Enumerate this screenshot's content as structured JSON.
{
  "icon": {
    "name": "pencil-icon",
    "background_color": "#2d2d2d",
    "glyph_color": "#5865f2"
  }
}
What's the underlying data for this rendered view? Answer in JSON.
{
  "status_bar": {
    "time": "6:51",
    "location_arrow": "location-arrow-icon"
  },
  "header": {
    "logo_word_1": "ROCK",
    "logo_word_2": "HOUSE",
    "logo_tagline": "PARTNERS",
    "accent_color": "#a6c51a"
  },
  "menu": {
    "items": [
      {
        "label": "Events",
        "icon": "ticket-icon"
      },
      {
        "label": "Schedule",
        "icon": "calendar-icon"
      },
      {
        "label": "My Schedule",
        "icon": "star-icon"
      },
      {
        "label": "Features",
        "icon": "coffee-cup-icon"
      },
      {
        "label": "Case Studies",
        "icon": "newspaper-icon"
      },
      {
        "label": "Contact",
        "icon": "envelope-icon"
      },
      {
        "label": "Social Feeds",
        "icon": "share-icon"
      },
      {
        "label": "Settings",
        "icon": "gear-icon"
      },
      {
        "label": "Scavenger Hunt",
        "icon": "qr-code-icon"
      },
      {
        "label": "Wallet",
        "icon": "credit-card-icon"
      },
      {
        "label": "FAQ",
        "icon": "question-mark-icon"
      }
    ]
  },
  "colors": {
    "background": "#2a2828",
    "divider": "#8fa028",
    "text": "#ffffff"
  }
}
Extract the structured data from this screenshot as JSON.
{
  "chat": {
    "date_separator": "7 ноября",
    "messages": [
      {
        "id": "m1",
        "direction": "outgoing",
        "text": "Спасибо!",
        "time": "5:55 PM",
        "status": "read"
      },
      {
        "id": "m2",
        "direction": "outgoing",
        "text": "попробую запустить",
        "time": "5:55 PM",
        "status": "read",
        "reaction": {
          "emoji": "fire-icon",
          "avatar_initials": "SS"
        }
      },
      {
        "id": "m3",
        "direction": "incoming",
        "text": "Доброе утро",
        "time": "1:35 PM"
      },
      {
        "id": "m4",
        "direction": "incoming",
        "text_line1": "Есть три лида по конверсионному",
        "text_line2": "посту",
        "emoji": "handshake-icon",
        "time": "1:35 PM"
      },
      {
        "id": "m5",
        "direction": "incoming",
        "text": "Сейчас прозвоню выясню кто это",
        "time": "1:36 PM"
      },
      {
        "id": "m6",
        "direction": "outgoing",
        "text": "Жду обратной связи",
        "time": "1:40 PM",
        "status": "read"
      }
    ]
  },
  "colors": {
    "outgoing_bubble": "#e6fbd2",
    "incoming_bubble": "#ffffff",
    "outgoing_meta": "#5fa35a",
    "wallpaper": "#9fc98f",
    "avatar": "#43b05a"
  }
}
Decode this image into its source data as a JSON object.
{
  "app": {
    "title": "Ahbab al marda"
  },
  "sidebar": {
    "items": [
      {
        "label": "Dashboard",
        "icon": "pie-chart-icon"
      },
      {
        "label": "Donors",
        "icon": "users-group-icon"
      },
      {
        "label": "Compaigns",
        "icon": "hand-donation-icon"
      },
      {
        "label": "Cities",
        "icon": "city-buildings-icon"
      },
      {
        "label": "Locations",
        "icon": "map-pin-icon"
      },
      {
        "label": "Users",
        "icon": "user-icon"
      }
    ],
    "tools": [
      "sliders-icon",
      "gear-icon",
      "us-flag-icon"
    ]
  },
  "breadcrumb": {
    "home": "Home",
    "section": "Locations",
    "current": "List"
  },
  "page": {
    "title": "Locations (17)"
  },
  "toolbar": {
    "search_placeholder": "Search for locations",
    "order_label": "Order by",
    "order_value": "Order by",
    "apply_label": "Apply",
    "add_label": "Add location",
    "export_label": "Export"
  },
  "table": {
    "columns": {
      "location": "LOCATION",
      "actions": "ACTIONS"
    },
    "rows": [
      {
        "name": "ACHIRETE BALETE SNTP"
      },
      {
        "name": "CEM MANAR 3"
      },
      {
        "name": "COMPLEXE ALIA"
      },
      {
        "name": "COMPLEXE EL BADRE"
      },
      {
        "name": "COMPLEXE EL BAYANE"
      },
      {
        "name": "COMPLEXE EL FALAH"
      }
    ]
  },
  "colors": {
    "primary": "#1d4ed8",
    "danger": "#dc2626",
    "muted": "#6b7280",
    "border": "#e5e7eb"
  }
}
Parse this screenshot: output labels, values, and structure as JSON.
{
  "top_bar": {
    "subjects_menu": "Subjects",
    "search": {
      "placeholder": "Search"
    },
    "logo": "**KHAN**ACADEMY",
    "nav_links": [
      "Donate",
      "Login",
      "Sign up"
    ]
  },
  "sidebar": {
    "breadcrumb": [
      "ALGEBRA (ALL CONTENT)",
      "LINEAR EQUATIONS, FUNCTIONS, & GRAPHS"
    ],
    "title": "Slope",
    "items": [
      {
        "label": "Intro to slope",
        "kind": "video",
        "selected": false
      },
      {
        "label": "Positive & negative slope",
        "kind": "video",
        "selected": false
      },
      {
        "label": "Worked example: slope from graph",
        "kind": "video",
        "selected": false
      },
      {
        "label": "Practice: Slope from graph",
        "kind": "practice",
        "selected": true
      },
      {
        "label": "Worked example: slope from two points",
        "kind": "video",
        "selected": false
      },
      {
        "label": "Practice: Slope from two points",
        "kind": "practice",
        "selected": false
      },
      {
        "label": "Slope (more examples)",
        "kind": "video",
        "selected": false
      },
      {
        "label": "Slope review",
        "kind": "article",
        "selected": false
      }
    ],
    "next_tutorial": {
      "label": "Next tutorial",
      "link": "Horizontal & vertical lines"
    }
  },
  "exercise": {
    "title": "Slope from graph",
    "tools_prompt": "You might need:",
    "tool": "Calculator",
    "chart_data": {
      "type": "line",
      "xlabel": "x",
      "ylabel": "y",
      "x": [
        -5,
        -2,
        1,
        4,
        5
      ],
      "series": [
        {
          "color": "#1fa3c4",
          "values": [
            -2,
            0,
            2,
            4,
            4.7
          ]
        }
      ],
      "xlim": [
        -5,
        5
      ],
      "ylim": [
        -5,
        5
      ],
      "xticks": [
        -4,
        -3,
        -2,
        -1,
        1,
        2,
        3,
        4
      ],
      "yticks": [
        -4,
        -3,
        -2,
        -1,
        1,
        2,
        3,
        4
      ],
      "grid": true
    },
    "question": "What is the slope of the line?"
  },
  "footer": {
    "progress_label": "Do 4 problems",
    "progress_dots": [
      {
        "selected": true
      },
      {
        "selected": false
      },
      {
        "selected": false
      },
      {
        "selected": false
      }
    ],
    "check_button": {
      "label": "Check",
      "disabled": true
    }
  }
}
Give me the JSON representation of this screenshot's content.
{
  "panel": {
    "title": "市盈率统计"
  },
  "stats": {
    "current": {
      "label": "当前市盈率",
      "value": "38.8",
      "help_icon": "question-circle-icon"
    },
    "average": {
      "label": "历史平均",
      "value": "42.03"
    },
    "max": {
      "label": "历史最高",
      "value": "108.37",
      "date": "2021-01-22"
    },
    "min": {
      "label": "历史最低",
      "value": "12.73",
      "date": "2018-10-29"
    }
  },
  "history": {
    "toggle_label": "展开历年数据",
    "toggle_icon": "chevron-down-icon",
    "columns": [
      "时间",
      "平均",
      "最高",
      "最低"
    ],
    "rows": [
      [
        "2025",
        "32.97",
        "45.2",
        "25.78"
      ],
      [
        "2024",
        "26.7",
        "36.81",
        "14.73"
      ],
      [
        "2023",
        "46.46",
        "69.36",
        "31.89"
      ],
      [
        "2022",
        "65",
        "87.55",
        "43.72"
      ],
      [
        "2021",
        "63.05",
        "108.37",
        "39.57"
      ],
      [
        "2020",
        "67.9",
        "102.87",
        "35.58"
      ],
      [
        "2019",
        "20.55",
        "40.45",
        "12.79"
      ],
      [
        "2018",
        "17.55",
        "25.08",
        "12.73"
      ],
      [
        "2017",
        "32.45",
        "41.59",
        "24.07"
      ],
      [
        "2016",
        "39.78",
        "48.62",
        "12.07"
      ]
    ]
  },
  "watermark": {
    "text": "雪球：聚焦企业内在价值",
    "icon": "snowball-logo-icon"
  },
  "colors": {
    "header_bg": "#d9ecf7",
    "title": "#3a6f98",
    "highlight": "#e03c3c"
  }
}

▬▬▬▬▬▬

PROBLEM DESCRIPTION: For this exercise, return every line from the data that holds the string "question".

WRITTEN REPLY:
        "icon": "question-mark-icon"
    "question": "What is the slope of the line?"
      "help_icon": "question-circle-icon"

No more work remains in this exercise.